What to work on = In your copy of the entries, please include no pictures and return every word exactly.

━━ Provided material

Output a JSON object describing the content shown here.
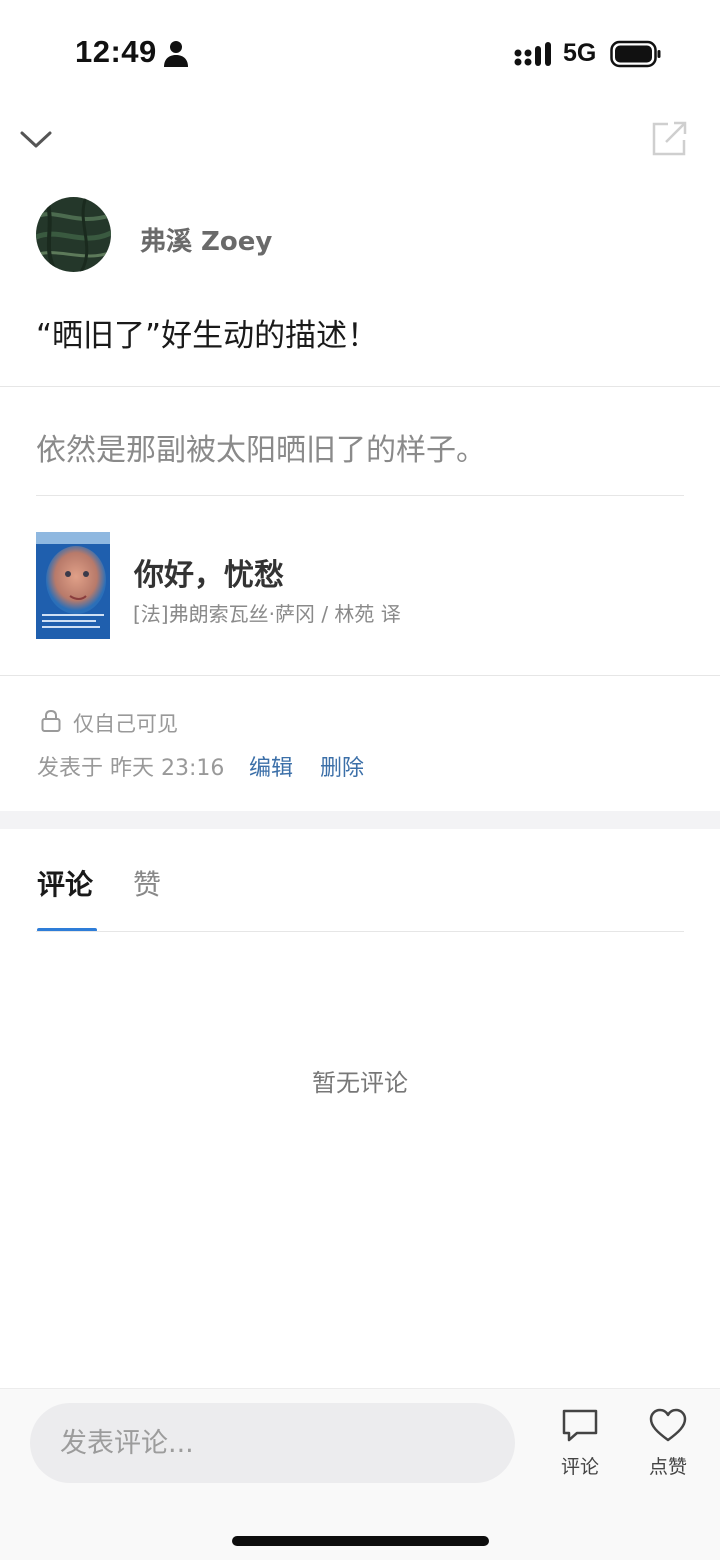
{
  "status_bar": {
    "time": "12:49",
    "network": "5G"
  },
  "header": {
    "back_icon": "chevron-down-icon",
    "share_icon": "share-icon"
  },
  "author": {
    "name": "弗溪 Zoey"
  },
  "note": {
    "text": "“晒旧了”好生动的描述！"
  },
  "quote": {
    "text": "依然是那副被太阳晒旧了的样子。"
  },
  "book": {
    "title": "你好，忧愁",
    "author_line": "[法]弗朗索瓦丝·萨冈 / 林苑 译"
  },
  "meta": {
    "visibility": "仅自己可见",
    "posted": "发表于 昨天 23:16",
    "edit_label": "编辑",
    "delete_label": "删除"
  },
  "tabs": {
    "comments": "评论",
    "likes": "赞",
    "active": "comments"
  },
  "comments": {
    "empty_text": "暂无评论"
  },
  "bottom_bar": {
    "input_placeholder": "发表评论...",
    "comment_label": "评论",
    "like_label": "点赞"
  },
  "colors": {
    "accent": "#2e7dd8",
    "link": "#3b6fa8",
    "muted": "#999999"
  }
}
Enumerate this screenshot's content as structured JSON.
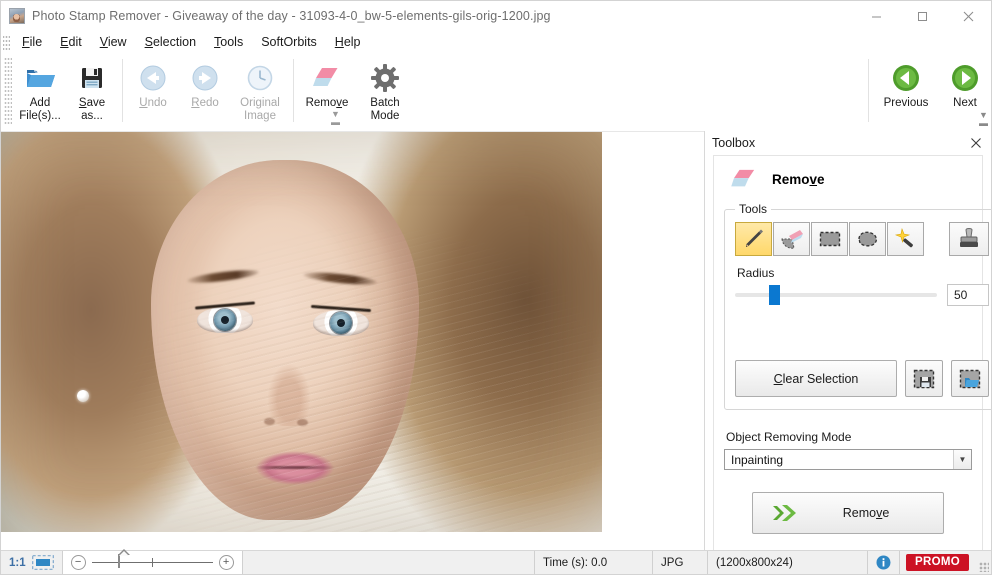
{
  "window": {
    "title": "Photo Stamp Remover - Giveaway of the day - 31093-4-0_bw-5-elements-gils-orig-1200.jpg",
    "app_icon": "photo-icon",
    "minimize_label": "Minimize",
    "maximize_label": "Maximize",
    "close_label": "Close"
  },
  "menubar": {
    "items": [
      {
        "label": "File",
        "accel": "F"
      },
      {
        "label": "Edit",
        "accel": "E"
      },
      {
        "label": "View",
        "accel": "V"
      },
      {
        "label": "Selection",
        "accel": "S"
      },
      {
        "label": "Tools",
        "accel": "T"
      },
      {
        "label": "SoftOrbits",
        "accel": ""
      },
      {
        "label": "Help",
        "accel": "H"
      }
    ]
  },
  "toolbar": {
    "add_files_label": "Add\nFile(s)...",
    "save_as_label": "Save\nas...",
    "undo_label": "Undo",
    "redo_label": "Redo",
    "original_image_label": "Original\nImage",
    "remove_label": "Remove",
    "batch_mode_label": "Batch\nMode",
    "previous_label": "Previous",
    "next_label": "Next",
    "overflow_label": "More commands",
    "icons": {
      "add_files": "open-folder-icon",
      "save_as": "floppy-disk-icon",
      "undo": "arrow-left-circle-icon",
      "redo": "arrow-right-circle-icon",
      "original_image": "clock-icon",
      "remove": "eraser-icon",
      "batch_mode": "gear-icon",
      "previous": "green-left-arrow-icon",
      "next": "green-right-arrow-icon"
    },
    "disabled": [
      "undo",
      "redo",
      "original_image"
    ]
  },
  "toolbox": {
    "panel_title": "Toolbox",
    "close_label": "Close toolbox",
    "mode_title": "Remove",
    "mode_accel": "v",
    "tools_group_label": "Tools",
    "tools": [
      {
        "name": "pencil",
        "icon": "pencil-icon",
        "active": true
      },
      {
        "name": "eraser",
        "icon": "eraser-brush-icon",
        "active": false
      },
      {
        "name": "rectangle",
        "icon": "rectangle-select-icon",
        "active": false
      },
      {
        "name": "lasso",
        "icon": "lasso-icon",
        "active": false
      },
      {
        "name": "magic-wand",
        "icon": "magic-wand-icon",
        "active": false
      }
    ],
    "stamp_tool": {
      "name": "stamp",
      "icon": "stamp-icon",
      "active": false
    },
    "radius_label": "Radius",
    "radius_value": "50",
    "radius_min": "0",
    "radius_max": "200",
    "clear_selection_label": "Clear Selection",
    "clear_selection_accel": "C",
    "save_selection_icon": "save-selection-icon",
    "load_selection_icon": "load-selection-icon",
    "object_removing_mode_label": "Object Removing Mode",
    "object_removing_mode_value": "Inpainting",
    "object_removing_mode_options": [
      "Inpainting"
    ],
    "remove_button_label": "Remove",
    "remove_button_accel": "v",
    "remove_button_icon": "green-double-arrow-icon"
  },
  "statusbar": {
    "zoom_ratio": "1:1",
    "fit_icon": "fit-to-window-icon",
    "zoom_out_label": "−",
    "zoom_in_label": "+",
    "time_label": "Time (s): 0.0",
    "format_label": "JPG",
    "dimensions_label": "(1200x800x24)",
    "info_icon": "info-icon",
    "promo_label": "PROMO"
  },
  "colors": {
    "accent_blue": "#0b78d0",
    "promo_red": "#cc1224",
    "active_tool_yellow": "#ffd86a",
    "green_arrow": "#5aa832",
    "titlebar_text": "#6e6e6e"
  },
  "canvas": {
    "image_alt": "portrait-photo",
    "image_width": "1200",
    "image_height": "800"
  }
}
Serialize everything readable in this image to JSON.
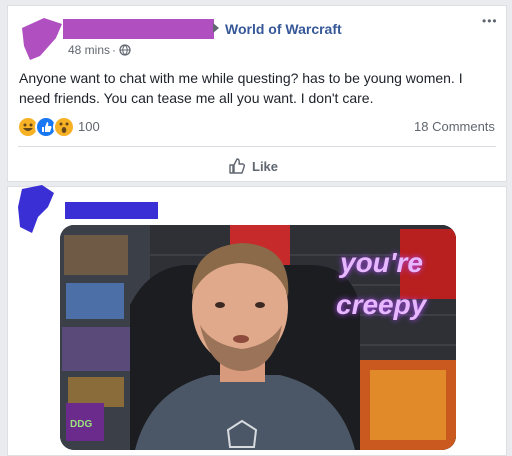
{
  "post": {
    "author_redacted": true,
    "group_name": "World of Warcraft",
    "timestamp": "48 mins",
    "separator": "·",
    "text": "Anyone want to chat with me while questing? has to be young women. I need friends. You can tease me all you want. I don't care.",
    "reaction_count": "100",
    "comments_count": "18 Comments",
    "like_label": "Like",
    "more_label": "•••"
  },
  "comment": {
    "author_redacted": true,
    "gif_caption_line1": "you're",
    "gif_caption_line2": "creepy",
    "gif_logo": "DDG"
  },
  "colors": {
    "redaction": "#b04fc0",
    "link": "#365899",
    "meta": "#616770",
    "gif_text": "#e7b8ff"
  }
}
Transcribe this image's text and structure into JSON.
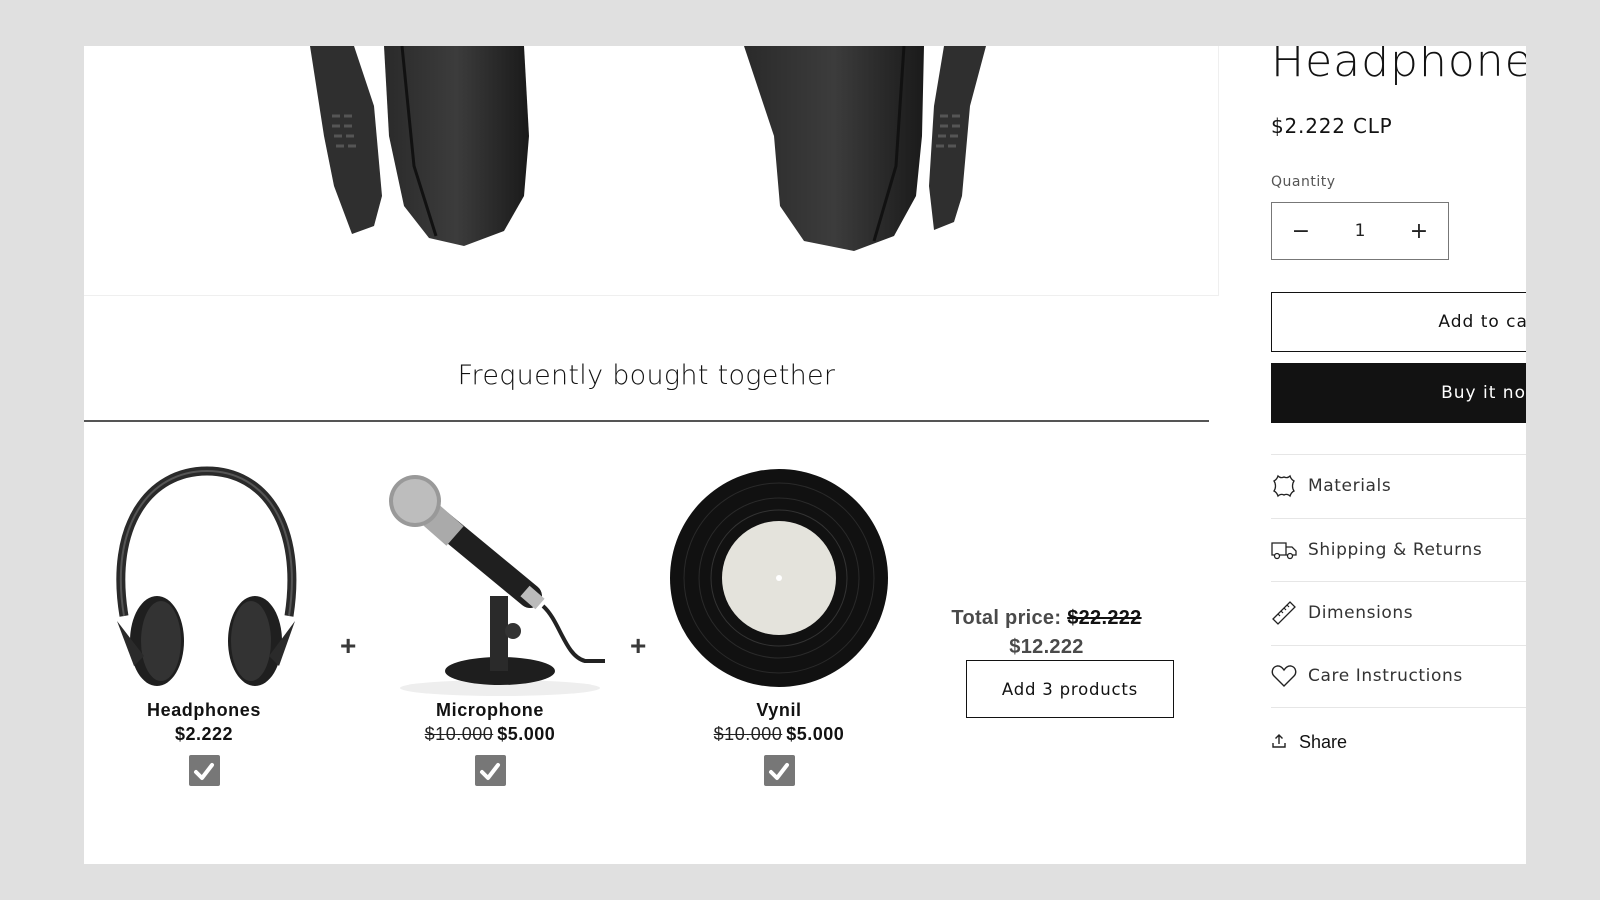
{
  "product": {
    "title": "Headphones",
    "price": "$2.222 CLP",
    "quantity_label": "Quantity",
    "quantity_value": "1",
    "decrease_symbol": "−",
    "increase_symbol": "+",
    "add_to_cart_label": "Add to cart",
    "buy_now_label": "Buy it now"
  },
  "accordion": [
    {
      "icon": "leather-icon",
      "label": "Materials"
    },
    {
      "icon": "truck-icon",
      "label": "Shipping & Returns"
    },
    {
      "icon": "ruler-icon",
      "label": "Dimensions"
    },
    {
      "icon": "heart-icon",
      "label": "Care Instructions"
    }
  ],
  "share": {
    "icon": "share-icon",
    "label": "Share"
  },
  "fbt": {
    "title": "Frequently bought together",
    "plus_symbol": "+",
    "items": [
      {
        "name": "Headphones",
        "old_price": "",
        "price": "$2.222",
        "checked": true
      },
      {
        "name": "Microphone",
        "old_price": "$10.000",
        "price": "$5.000",
        "checked": true
      },
      {
        "name": "Vynil",
        "old_price": "$10.000",
        "price": "$5.000",
        "checked": true
      }
    ],
    "total_label": "Total price:",
    "total_old": "$22.222",
    "total_new": "$12.222",
    "add_all_label": "Add 3 products"
  }
}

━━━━

Answer space =
Output a JSON object describing the content shown here.
{
  "status_bar": {
    "time": "12:49",
    "network": "5G"
  },
  "header": {
    "back_icon": "chevron-down-icon",
    "share_icon": "share-icon"
  },
  "author": {
    "name": "弗溪 Zoey"
  },
  "note": {
    "text": "“晒旧了”好生动的描述！"
  },
  "quote": {
    "text": "依然是那副被太阳晒旧了的样子。"
  },
  "book": {
    "title": "你好，忧愁",
    "author_line": "[法]弗朗索瓦丝·萨冈 / 林苑 译"
  },
  "meta": {
    "visibility": "仅自己可见",
    "posted": "发表于 昨天 23:16",
    "edit_label": "编辑",
    "delete_label": "删除"
  },
  "tabs": {
    "comments": "评论",
    "likes": "赞",
    "active": "comments"
  },
  "comments": {
    "empty_text": "暂无评论"
  },
  "bottom_bar": {
    "input_placeholder": "发表评论...",
    "comment_label": "评论",
    "like_label": "点赞"
  },
  "colors": {
    "accent": "#2e7dd8",
    "link": "#3b6fa8",
    "muted": "#999999"
  }
}
Enumerate this screenshot's content as structured JSON.
{
  "window": {
    "title": "Photo Stamp Remover - Giveaway of the day - 31093-4-0_bw-5-elements-gils-orig-1200.jpg",
    "app_icon": "photo-icon",
    "minimize_label": "Minimize",
    "maximize_label": "Maximize",
    "close_label": "Close"
  },
  "menubar": {
    "items": [
      {
        "label": "File",
        "accel": "F"
      },
      {
        "label": "Edit",
        "accel": "E"
      },
      {
        "label": "View",
        "accel": "V"
      },
      {
        "label": "Selection",
        "accel": "S"
      },
      {
        "label": "Tools",
        "accel": "T"
      },
      {
        "label": "SoftOrbits",
        "accel": ""
      },
      {
        "label": "Help",
        "accel": "H"
      }
    ]
  },
  "toolbar": {
    "add_files_label": "Add\nFile(s)...",
    "save_as_label": "Save\nas...",
    "undo_label": "Undo",
    "redo_label": "Redo",
    "original_image_label": "Original\nImage",
    "remove_label": "Remove",
    "batch_mode_label": "Batch\nMode",
    "previous_label": "Previous",
    "next_label": "Next",
    "overflow_label": "More commands",
    "icons": {
      "add_files": "open-folder-icon",
      "save_as": "floppy-disk-icon",
      "undo": "arrow-left-circle-icon",
      "redo": "arrow-right-circle-icon",
      "original_image": "clock-icon",
      "remove": "eraser-icon",
      "batch_mode": "gear-icon",
      "previous": "green-left-arrow-icon",
      "next": "green-right-arrow-icon"
    },
    "disabled": [
      "undo",
      "redo",
      "original_image"
    ]
  },
  "toolbox": {
    "panel_title": "Toolbox",
    "close_label": "Close toolbox",
    "mode_title": "Remove",
    "mode_accel": "v",
    "tools_group_label": "Tools",
    "tools": [
      {
        "name": "pencil",
        "icon": "pencil-icon",
        "active": true
      },
      {
        "name": "eraser",
        "icon": "eraser-brush-icon",
        "active": false
      },
      {
        "name": "rectangle",
        "icon": "rectangle-select-icon",
        "active": false
      },
      {
        "name": "lasso",
        "icon": "lasso-icon",
        "active": false
      },
      {
        "name": "magic-wand",
        "icon": "magic-wand-icon",
        "active": false
      }
    ],
    "stamp_tool": {
      "name": "stamp",
      "icon": "stamp-icon",
      "active": false
    },
    "radius_label": "Radius",
    "radius_value": "50",
    "radius_min": "0",
    "radius_max": "200",
    "clear_selection_label": "Clear Selection",
    "clear_selection_accel": "C",
    "save_selection_icon": "save-selection-icon",
    "load_selection_icon": "load-selection-icon",
    "object_removing_mode_label": "Object Removing Mode",
    "object_removing_mode_value": "Inpainting",
    "object_removing_mode_options": [
      "Inpainting"
    ],
    "remove_button_label": "Remove",
    "remove_button_accel": "v",
    "remove_button_icon": "green-double-arrow-icon"
  },
  "statusbar": {
    "zoom_ratio": "1:1",
    "fit_icon": "fit-to-window-icon",
    "zoom_out_label": "−",
    "zoom_in_label": "+",
    "time_label": "Time (s): 0.0",
    "format_label": "JPG",
    "dimensions_label": "(1200x800x24)",
    "info_icon": "info-icon",
    "promo_label": "PROMO"
  },
  "colors": {
    "accent_blue": "#0b78d0",
    "promo_red": "#cc1224",
    "active_tool_yellow": "#ffd86a",
    "green_arrow": "#5aa832",
    "titlebar_text": "#6e6e6e"
  },
  "canvas": {
    "image_alt": "portrait-photo",
    "image_width": "1200",
    "image_height": "800"
  }
}
Serialize everything readable in this image to JSON.
{
  "post": {
    "author_redacted": true,
    "group_name": "World of Warcraft",
    "timestamp": "48 mins",
    "separator": "·",
    "text": "Anyone want to chat with me while questing? has to be young women. I need friends. You can tease me all you want. I don't care.",
    "reaction_count": "100",
    "comments_count": "18 Comments",
    "like_label": "Like",
    "more_label": "•••"
  },
  "comment": {
    "author_redacted": true,
    "gif_caption_line1": "you're",
    "gif_caption_line2": "creepy",
    "gif_logo": "DDG"
  },
  "colors": {
    "redaction": "#b04fc0",
    "link": "#365899",
    "meta": "#616770",
    "gif_text": "#e7b8ff"
  }
}
Transcribe this image's text and structure into JSON.
{
  "product": {
    "title": "Headphones",
    "price": "$2.222 CLP",
    "quantity_label": "Quantity",
    "quantity_value": "1",
    "decrease_symbol": "−",
    "increase_symbol": "+",
    "add_to_cart_label": "Add to cart",
    "buy_now_label": "Buy it now"
  },
  "accordion": [
    {
      "icon": "leather-icon",
      "label": "Materials"
    },
    {
      "icon": "truck-icon",
      "label": "Shipping & Returns"
    },
    {
      "icon": "ruler-icon",
      "label": "Dimensions"
    },
    {
      "icon": "heart-icon",
      "label": "Care Instructions"
    }
  ],
  "share": {
    "icon": "share-icon",
    "label": "Share"
  },
  "fbt": {
    "title": "Frequently bought together",
    "plus_symbol": "+",
    "items": [
      {
        "name": "Headphones",
        "old_price": "",
        "price": "$2.222",
        "checked": true
      },
      {
        "name": "Microphone",
        "old_price": "$10.000",
        "price": "$5.000",
        "checked": true
      },
      {
        "name": "Vynil",
        "old_price": "$10.000",
        "price": "$5.000",
        "checked": true
      }
    ],
    "total_label": "Total price:",
    "total_old": "$22.222",
    "total_new": "$12.222",
    "add_all_label": "Add 3 products"
  }
}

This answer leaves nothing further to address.